[Prompt]
Write out the data exactly, keeping every line.

====== Source material

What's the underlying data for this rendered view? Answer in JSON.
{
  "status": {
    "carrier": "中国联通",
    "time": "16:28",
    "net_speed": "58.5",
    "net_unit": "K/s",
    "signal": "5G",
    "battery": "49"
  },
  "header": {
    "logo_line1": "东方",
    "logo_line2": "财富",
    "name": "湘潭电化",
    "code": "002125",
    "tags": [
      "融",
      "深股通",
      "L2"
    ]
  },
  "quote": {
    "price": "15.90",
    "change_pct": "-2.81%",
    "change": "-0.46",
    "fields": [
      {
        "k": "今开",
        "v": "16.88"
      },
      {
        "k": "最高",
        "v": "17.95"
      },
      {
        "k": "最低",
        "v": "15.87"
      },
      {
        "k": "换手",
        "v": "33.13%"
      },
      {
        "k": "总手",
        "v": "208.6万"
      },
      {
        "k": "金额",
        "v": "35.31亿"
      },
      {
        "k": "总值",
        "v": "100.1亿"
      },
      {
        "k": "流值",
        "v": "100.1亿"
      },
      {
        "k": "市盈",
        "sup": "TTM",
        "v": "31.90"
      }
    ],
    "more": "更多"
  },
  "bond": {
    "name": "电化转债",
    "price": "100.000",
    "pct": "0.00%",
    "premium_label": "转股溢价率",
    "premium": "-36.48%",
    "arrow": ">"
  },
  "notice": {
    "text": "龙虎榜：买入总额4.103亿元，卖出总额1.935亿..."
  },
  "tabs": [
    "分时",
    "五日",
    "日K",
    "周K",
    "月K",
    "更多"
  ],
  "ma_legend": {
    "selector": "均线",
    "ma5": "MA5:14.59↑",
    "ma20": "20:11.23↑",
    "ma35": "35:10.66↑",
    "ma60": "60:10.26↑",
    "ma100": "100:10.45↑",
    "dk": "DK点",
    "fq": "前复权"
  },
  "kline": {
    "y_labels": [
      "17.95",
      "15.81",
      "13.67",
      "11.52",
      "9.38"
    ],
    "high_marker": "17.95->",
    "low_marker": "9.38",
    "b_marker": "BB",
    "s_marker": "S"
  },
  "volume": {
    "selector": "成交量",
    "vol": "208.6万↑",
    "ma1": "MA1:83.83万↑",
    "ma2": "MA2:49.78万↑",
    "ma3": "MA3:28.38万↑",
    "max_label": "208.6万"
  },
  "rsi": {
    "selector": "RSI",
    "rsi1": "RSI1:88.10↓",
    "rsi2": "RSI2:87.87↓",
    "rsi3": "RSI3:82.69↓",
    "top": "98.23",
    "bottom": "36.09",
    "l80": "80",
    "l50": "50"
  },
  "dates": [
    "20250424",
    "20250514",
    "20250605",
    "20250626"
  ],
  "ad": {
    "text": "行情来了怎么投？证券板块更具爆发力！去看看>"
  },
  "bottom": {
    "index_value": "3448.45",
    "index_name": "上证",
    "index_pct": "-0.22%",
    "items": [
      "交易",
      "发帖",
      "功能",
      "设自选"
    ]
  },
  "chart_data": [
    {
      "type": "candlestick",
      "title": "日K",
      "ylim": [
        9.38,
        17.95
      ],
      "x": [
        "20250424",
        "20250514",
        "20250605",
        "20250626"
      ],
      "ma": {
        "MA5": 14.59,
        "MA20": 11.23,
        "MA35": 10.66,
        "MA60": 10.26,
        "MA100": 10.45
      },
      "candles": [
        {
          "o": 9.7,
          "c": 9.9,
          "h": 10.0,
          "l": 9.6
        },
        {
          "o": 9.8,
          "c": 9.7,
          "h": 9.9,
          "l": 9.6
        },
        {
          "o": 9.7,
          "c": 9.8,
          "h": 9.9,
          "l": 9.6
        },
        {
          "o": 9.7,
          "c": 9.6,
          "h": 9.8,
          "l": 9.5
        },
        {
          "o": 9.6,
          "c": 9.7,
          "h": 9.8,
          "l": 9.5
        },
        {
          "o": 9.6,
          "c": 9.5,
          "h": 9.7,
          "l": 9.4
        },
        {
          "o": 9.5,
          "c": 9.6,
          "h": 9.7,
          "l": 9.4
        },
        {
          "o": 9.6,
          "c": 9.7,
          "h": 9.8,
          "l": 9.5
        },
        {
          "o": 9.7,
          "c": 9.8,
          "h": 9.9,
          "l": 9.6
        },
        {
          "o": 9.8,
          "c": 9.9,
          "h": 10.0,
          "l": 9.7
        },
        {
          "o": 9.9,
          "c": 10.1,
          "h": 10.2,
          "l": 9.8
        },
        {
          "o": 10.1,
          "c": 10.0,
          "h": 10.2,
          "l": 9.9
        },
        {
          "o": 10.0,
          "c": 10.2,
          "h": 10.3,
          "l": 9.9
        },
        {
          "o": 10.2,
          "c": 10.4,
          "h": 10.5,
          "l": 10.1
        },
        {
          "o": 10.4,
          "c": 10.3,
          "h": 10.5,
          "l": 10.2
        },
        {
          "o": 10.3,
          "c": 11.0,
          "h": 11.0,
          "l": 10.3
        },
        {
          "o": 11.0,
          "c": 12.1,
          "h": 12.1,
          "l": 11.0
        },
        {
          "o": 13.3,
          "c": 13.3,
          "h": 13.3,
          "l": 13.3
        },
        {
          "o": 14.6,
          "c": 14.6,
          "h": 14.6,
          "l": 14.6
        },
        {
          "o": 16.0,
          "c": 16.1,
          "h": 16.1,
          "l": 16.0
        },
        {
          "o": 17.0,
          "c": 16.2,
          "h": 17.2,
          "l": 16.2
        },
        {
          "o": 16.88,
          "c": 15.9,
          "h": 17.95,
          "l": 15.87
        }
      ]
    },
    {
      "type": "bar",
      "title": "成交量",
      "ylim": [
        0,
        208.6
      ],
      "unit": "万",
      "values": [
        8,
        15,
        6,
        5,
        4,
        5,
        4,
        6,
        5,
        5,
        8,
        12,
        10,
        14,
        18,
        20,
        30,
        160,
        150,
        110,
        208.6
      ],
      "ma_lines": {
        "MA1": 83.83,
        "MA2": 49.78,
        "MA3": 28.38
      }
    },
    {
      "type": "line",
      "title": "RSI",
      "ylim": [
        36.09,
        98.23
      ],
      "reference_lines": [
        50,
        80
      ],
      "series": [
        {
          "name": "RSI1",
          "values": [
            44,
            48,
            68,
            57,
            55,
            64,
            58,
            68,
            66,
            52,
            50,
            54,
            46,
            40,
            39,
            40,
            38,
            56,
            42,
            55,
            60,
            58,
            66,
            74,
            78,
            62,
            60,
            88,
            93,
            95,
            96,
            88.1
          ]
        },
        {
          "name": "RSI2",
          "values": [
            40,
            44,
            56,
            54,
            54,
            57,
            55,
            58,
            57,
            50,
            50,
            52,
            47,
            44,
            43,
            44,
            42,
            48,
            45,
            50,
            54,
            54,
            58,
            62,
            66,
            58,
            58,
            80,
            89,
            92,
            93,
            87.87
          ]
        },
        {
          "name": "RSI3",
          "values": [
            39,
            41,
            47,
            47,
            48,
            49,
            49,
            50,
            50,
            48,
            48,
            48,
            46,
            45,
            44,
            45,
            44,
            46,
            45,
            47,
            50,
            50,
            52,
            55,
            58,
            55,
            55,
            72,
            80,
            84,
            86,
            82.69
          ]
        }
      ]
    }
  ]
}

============

[Worked solution]
What's the underlying data for this rendered view? Answer in JSON.
{
  "status": {
    "carrier": "中国联通",
    "time": "16:28",
    "net_speed": "58.5",
    "net_unit": "K/s",
    "signal": "5G",
    "battery": "49"
  },
  "header": {
    "logo_line1": "东方",
    "logo_line2": "财富",
    "name": "湘潭电化",
    "code": "002125",
    "tags": [
      "融",
      "深股通",
      "L2"
    ]
  },
  "quote": {
    "price": "15.90",
    "change_pct": "-2.81%",
    "change": "-0.46",
    "fields": [
      {
        "k": "今开",
        "v": "16.88"
      },
      {
        "k": "最高",
        "v": "17.95"
      },
      {
        "k": "最低",
        "v": "15.87"
      },
      {
        "k": "换手",
        "v": "33.13%"
      },
      {
        "k": "总手",
        "v": "208.6万"
      },
      {
        "k": "金额",
        "v": "35.31亿"
      },
      {
        "k": "总值",
        "v": "100.1亿"
      },
      {
        "k": "流值",
        "v": "100.1亿"
      },
      {
        "k": "市盈",
        "sup": "TTM",
        "v": "31.90"
      }
    ],
    "more": "更多"
  },
  "bond": {
    "name": "电化转债",
    "price": "100.000",
    "pct": "0.00%",
    "premium_label": "转股溢价率",
    "premium": "-36.48%",
    "arrow": ">"
  },
  "notice": {
    "text": "龙虎榜：买入总额4.103亿元，卖出总额1.935亿..."
  },
  "tabs": [
    "分时",
    "五日",
    "日K",
    "周K",
    "月K",
    "更多"
  ],
  "ma_legend": {
    "selector": "均线",
    "ma5": "MA5:14.59↑",
    "ma20": "20:11.23↑",
    "ma35": "35:10.66↑",
    "ma60": "60:10.26↑",
    "ma100": "100:10.45↑",
    "dk": "DK点",
    "fq": "前复权"
  },
  "kline": {
    "y_labels": [
      "17.95",
      "15.81",
      "13.67",
      "11.52",
      "9.38"
    ],
    "high_marker": "17.95->",
    "low_marker": "9.38",
    "b_marker": "BB",
    "s_marker": "S"
  },
  "volume": {
    "selector": "成交量",
    "vol": "208.6万↑",
    "ma1": "MA1:83.83万↑",
    "ma2": "MA2:49.78万↑",
    "ma3": "MA3:28.38万↑",
    "max_label": "208.6万"
  },
  "rsi": {
    "selector": "RSI",
    "rsi1": "RSI1:88.10↓",
    "rsi2": "RSI2:87.87↓",
    "rsi3": "RSI3:82.69↓",
    "top": "98.23",
    "bottom": "36.09",
    "l80": "80",
    "l50": "50"
  },
  "dates": [
    "20250424",
    "20250514",
    "20250605",
    "20250626"
  ],
  "ad": {
    "text": "行情来了怎么投？证券板块更具爆发力！去看看>"
  },
  "bottom": {
    "index_value": "3448.45",
    "index_name": "上证",
    "index_pct": "-0.22%",
    "items": [
      "交易",
      "发帖",
      "功能",
      "设自选"
    ]
  },
  "chart_data": [
    {
      "type": "candlestick",
      "title": "日K",
      "ylim": [
        9.38,
        17.95
      ],
      "x": [
        "20250424",
        "20250514",
        "20250605",
        "20250626"
      ],
      "ma": {
        "MA5": 14.59,
        "MA20": 11.23,
        "MA35": 10.66,
        "MA60": 10.26,
        "MA100": 10.45
      },
      "candles": [
        {
          "o": 9.7,
          "c": 9.9,
          "h": 10.0,
          "l": 9.6
        },
        {
          "o": 9.8,
          "c": 9.7,
          "h": 9.9,
          "l": 9.6
        },
        {
          "o": 9.7,
          "c": 9.8,
          "h": 9.9,
          "l": 9.6
        },
        {
          "o": 9.7,
          "c": 9.6,
          "h": 9.8,
          "l": 9.5
        },
        {
          "o": 9.6,
          "c": 9.7,
          "h": 9.8,
          "l": 9.5
        },
        {
          "o": 9.6,
          "c": 9.5,
          "h": 9.7,
          "l": 9.4
        },
        {
          "o": 9.5,
          "c": 9.6,
          "h": 9.7,
          "l": 9.4
        },
        {
          "o": 9.6,
          "c": 9.7,
          "h": 9.8,
          "l": 9.5
        },
        {
          "o": 9.7,
          "c": 9.8,
          "h": 9.9,
          "l": 9.6
        },
        {
          "o": 9.8,
          "c": 9.9,
          "h": 10.0,
          "l": 9.7
        },
        {
          "o": 9.9,
          "c": 10.1,
          "h": 10.2,
          "l": 9.8
        },
        {
          "o": 10.1,
          "c": 10.0,
          "h": 10.2,
          "l": 9.9
        },
        {
          "o": 10.0,
          "c": 10.2,
          "h": 10.3,
          "l": 9.9
        },
        {
          "o": 10.2,
          "c": 10.4,
          "h": 10.5,
          "l": 10.1
        },
        {
          "o": 10.4,
          "c": 10.3,
          "h": 10.5,
          "l": 10.2
        },
        {
          "o": 10.3,
          "c": 11.0,
          "h": 11.0,
          "l": 10.3
        },
        {
          "o": 11.0,
          "c": 12.1,
          "h": 12.1,
          "l": 11.0
        },
        {
          "o": 13.3,
          "c": 13.3,
          "h": 13.3,
          "l": 13.3
        },
        {
          "o": 14.6,
          "c": 14.6,
          "h": 14.6,
          "l": 14.6
        },
        {
          "o": 16.0,
          "c": 16.1,
          "h": 16.1,
          "l": 16.0
        },
        {
          "o": 17.0,
          "c": 16.2,
          "h": 17.2,
          "l": 16.2
        },
        {
          "o": 16.88,
          "c": 15.9,
          "h": 17.95,
          "l": 15.87
        }
      ]
    },
    {
      "type": "bar",
      "title": "成交量",
      "ylim": [
        0,
        208.6
      ],
      "unit": "万",
      "values": [
        8,
        15,
        6,
        5,
        4,
        5,
        4,
        6,
        5,
        5,
        8,
        12,
        10,
        14,
        18,
        20,
        30,
        160,
        150,
        110,
        208.6
      ],
      "ma_lines": {
        "MA1": 83.83,
        "MA2": 49.78,
        "MA3": 28.38
      }
    },
    {
      "type": "line",
      "title": "RSI",
      "ylim": [
        36.09,
        98.23
      ],
      "reference_lines": [
        50,
        80
      ],
      "series": [
        {
          "name": "RSI1",
          "values": [
            44,
            48,
            68,
            57,
            55,
            64,
            58,
            68,
            66,
            52,
            50,
            54,
            46,
            40,
            39,
            40,
            38,
            56,
            42,
            55,
            60,
            58,
            66,
            74,
            78,
            62,
            60,
            88,
            93,
            95,
            96,
            88.1
          ]
        },
        {
          "name": "RSI2",
          "values": [
            40,
            44,
            56,
            54,
            54,
            57,
            55,
            58,
            57,
            50,
            50,
            52,
            47,
            44,
            43,
            44,
            42,
            48,
            45,
            50,
            54,
            54,
            58,
            62,
            66,
            58,
            58,
            80,
            89,
            92,
            93,
            87.87
          ]
        },
        {
          "name": "RSI3",
          "values": [
            39,
            41,
            47,
            47,
            48,
            49,
            49,
            50,
            50,
            48,
            48,
            48,
            46,
            45,
            44,
            45,
            44,
            46,
            45,
            47,
            50,
            50,
            52,
            55,
            58,
            55,
            55,
            72,
            80,
            84,
            86,
            82.69
          ]
        }
      ]
    }
  ]
}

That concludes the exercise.